[Web page and app entries]
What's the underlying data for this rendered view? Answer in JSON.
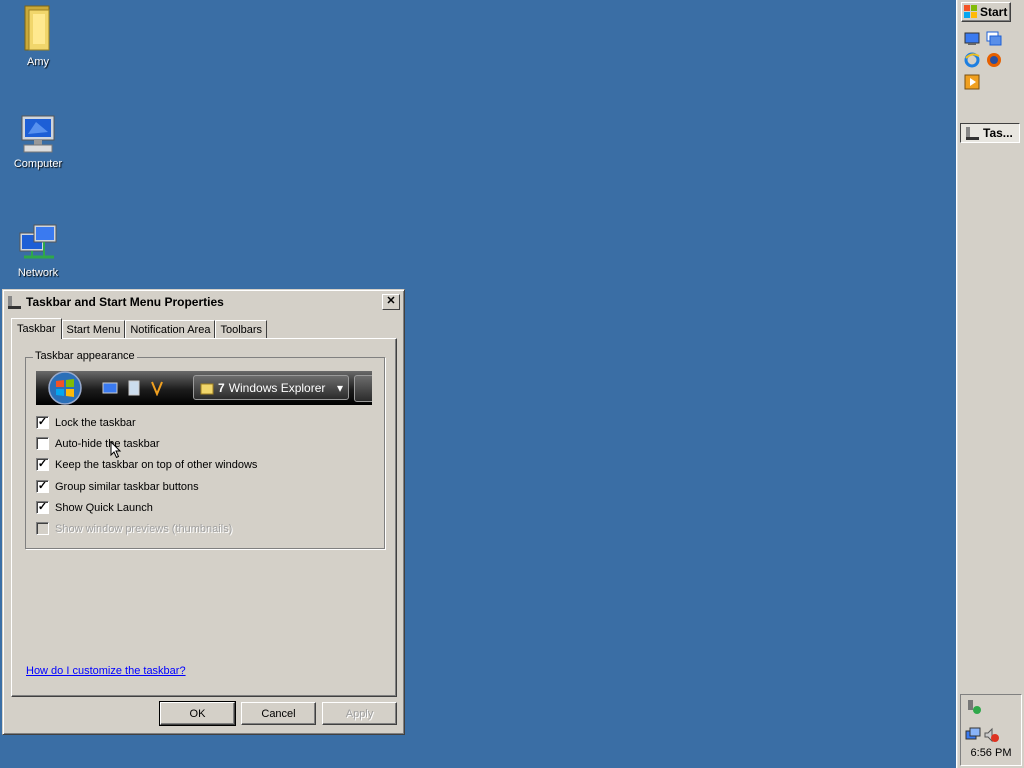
{
  "desktop": {
    "icons": [
      {
        "label": "Amy",
        "icon": "user-folder-icon"
      },
      {
        "label": "Computer",
        "icon": "computer-icon"
      },
      {
        "label": "Network",
        "icon": "network-icon"
      }
    ]
  },
  "taskbar": {
    "start_label": "Start",
    "quick_launch": [
      "show-desktop-icon",
      "switch-windows-icon",
      "internet-explorer-icon",
      "firefox-icon",
      "media-player-icon"
    ],
    "task_button_label": "Tas...",
    "clock": "6:56 PM"
  },
  "dialog": {
    "title": "Taskbar and Start Menu Properties",
    "close_glyph": "✕",
    "tabs": [
      "Taskbar",
      "Start Menu",
      "Notification Area",
      "Toolbars"
    ],
    "active_tab": "Taskbar",
    "group_label": "Taskbar appearance",
    "preview": {
      "button_count": "7",
      "button_label": "Windows Explorer",
      "dropdown_glyph": "▾"
    },
    "options": [
      {
        "label": "Lock the taskbar",
        "checked": true,
        "enabled": true
      },
      {
        "label": "Auto-hide the taskbar",
        "checked": false,
        "enabled": true
      },
      {
        "label": "Keep the taskbar on top of other windows",
        "checked": true,
        "enabled": true
      },
      {
        "label": "Group similar taskbar buttons",
        "checked": true,
        "enabled": true
      },
      {
        "label": "Show Quick Launch",
        "checked": true,
        "enabled": true
      },
      {
        "label": "Show window previews (thumbnails)",
        "checked": false,
        "enabled": false
      }
    ],
    "help_link": "How do I customize the taskbar?",
    "buttons": {
      "ok": "OK",
      "cancel": "Cancel",
      "apply": "Apply"
    }
  },
  "colors": {
    "desktop": "#3a6ea5",
    "face": "#d4d0c8",
    "link": "#0000ff"
  }
}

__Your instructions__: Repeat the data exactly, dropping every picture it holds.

__Answer section__:
What's the underlying data for this rendered view? Answer in JSON.
{
  "desktop": {
    "icons": [
      {
        "label": "Amy",
        "icon": "user-folder-icon"
      },
      {
        "label": "Computer",
        "icon": "computer-icon"
      },
      {
        "label": "Network",
        "icon": "network-icon"
      }
    ]
  },
  "taskbar": {
    "start_label": "Start",
    "quick_launch": [
      "show-desktop-icon",
      "switch-windows-icon",
      "internet-explorer-icon",
      "firefox-icon",
      "media-player-icon"
    ],
    "task_button_label": "Tas...",
    "clock": "6:56 PM"
  },
  "dialog": {
    "title": "Taskbar and Start Menu Properties",
    "close_glyph": "✕",
    "tabs": [
      "Taskbar",
      "Start Menu",
      "Notification Area",
      "Toolbars"
    ],
    "active_tab": "Taskbar",
    "group_label": "Taskbar appearance",
    "preview": {
      "button_count": "7",
      "button_label": "Windows Explorer",
      "dropdown_glyph": "▾"
    },
    "options": [
      {
        "label": "Lock the taskbar",
        "checked": true,
        "enabled": true
      },
      {
        "label": "Auto-hide the taskbar",
        "checked": false,
        "enabled": true
      },
      {
        "label": "Keep the taskbar on top of other windows",
        "checked": true,
        "enabled": true
      },
      {
        "label": "Group similar taskbar buttons",
        "checked": true,
        "enabled": true
      },
      {
        "label": "Show Quick Launch",
        "checked": true,
        "enabled": true
      },
      {
        "label": "Show window previews (thumbnails)",
        "checked": false,
        "enabled": false
      }
    ],
    "help_link": "How do I customize the taskbar?",
    "buttons": {
      "ok": "OK",
      "cancel": "Cancel",
      "apply": "Apply"
    }
  },
  "colors": {
    "desktop": "#3a6ea5",
    "face": "#d4d0c8",
    "link": "#0000ff"
  }
}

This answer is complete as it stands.